### [Requirement]
Text in the records must be reproduced exactly, and pictures must be skipped.

### [Data records]
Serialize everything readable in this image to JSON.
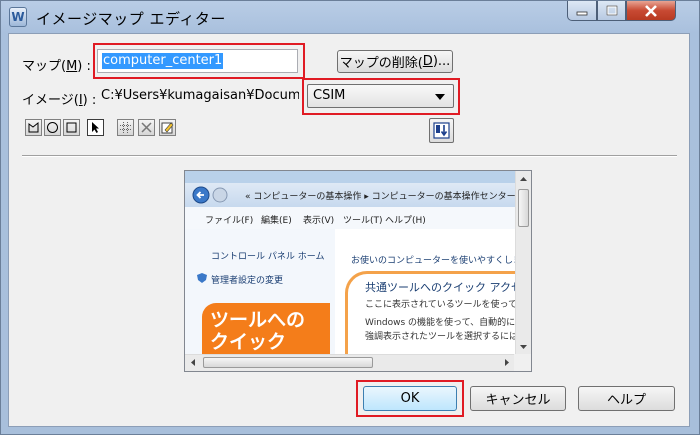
{
  "window": {
    "title": "イメージマップ エディター",
    "app_icon_glyph": "W"
  },
  "form": {
    "map_label": "マップ(",
    "map_mnemonic": "M",
    "map_label_end": ") :",
    "map_value": "computer_center1",
    "delete_map_button": "マップの削除(",
    "delete_map_mnemonic": "D",
    "delete_map_end": ")...",
    "image_label": "イメージ(",
    "image_mnemonic": "I",
    "image_label_end": ") :",
    "image_path": "C:¥Users¥kumagaisan¥Docume",
    "map_type_selected": "CSIM"
  },
  "toolbar": {
    "tools": [
      "polygon-tool-icon",
      "circle-tool-icon",
      "rectangle-tool-icon",
      "pointer-tool-icon"
    ],
    "tools2": [
      "grid-tool-icon",
      "delete-shape-icon",
      "edit-shape-icon"
    ],
    "order_button_icon": "order-arrow-icon"
  },
  "preview": {
    "menu": [
      "ファイル(F)",
      "編集(E)",
      "表示(V)",
      "ツール(T)",
      "ヘルプ(H)"
    ],
    "address": "« コンピューターの基本操作 ▸ コンピューターの基本操作センター",
    "left_links": [
      "コントロール パネル ホーム",
      "管理者設定の変更"
    ],
    "right_heading": "お使いのコンピューターを使いやすくします",
    "panel_title": "共通ツールへのクイック アクセス",
    "panel_line1": "ここに表示されているツールを使って、",
    "panel_line2": "Windows の機能を使って、自動的に",
    "panel_line3": "強調表示されたツールを選択するには、",
    "card_line1": "ツールへの",
    "card_line2": "クイック"
  },
  "buttons": {
    "ok": "OK",
    "cancel": "キャンセル",
    "help": "ヘルプ"
  },
  "colors": {
    "highlight_red": "#e01b24",
    "selection_blue": "#3399ff",
    "card_orange": "#f47d1a"
  }
}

### [Response to the task]
Serialize everything readable in this image to JSON.
{
  "window": {
    "title": "イメージマップ エディター",
    "app_icon_glyph": "W"
  },
  "form": {
    "map_label": "マップ(",
    "map_mnemonic": "M",
    "map_label_end": ") :",
    "map_value": "computer_center1",
    "delete_map_button": "マップの削除(",
    "delete_map_mnemonic": "D",
    "delete_map_end": ")...",
    "image_label": "イメージ(",
    "image_mnemonic": "I",
    "image_label_end": ") :",
    "image_path": "C:¥Users¥kumagaisan¥Docume",
    "map_type_selected": "CSIM"
  },
  "toolbar": {
    "tools": [
      "polygon-tool-icon",
      "circle-tool-icon",
      "rectangle-tool-icon",
      "pointer-tool-icon"
    ],
    "tools2": [
      "grid-tool-icon",
      "delete-shape-icon",
      "edit-shape-icon"
    ],
    "order_button_icon": "order-arrow-icon"
  },
  "preview": {
    "menu": [
      "ファイル(F)",
      "編集(E)",
      "表示(V)",
      "ツール(T)",
      "ヘルプ(H)"
    ],
    "address": "« コンピューターの基本操作 ▸ コンピューターの基本操作センター",
    "left_links": [
      "コントロール パネル ホーム",
      "管理者設定の変更"
    ],
    "right_heading": "お使いのコンピューターを使いやすくします",
    "panel_title": "共通ツールへのクイック アクセス",
    "panel_line1": "ここに表示されているツールを使って、",
    "panel_line2": "Windows の機能を使って、自動的に",
    "panel_line3": "強調表示されたツールを選択するには、",
    "card_line1": "ツールへの",
    "card_line2": "クイック"
  },
  "buttons": {
    "ok": "OK",
    "cancel": "キャンセル",
    "help": "ヘルプ"
  },
  "colors": {
    "highlight_red": "#e01b24",
    "selection_blue": "#3399ff",
    "card_orange": "#f47d1a"
  }
}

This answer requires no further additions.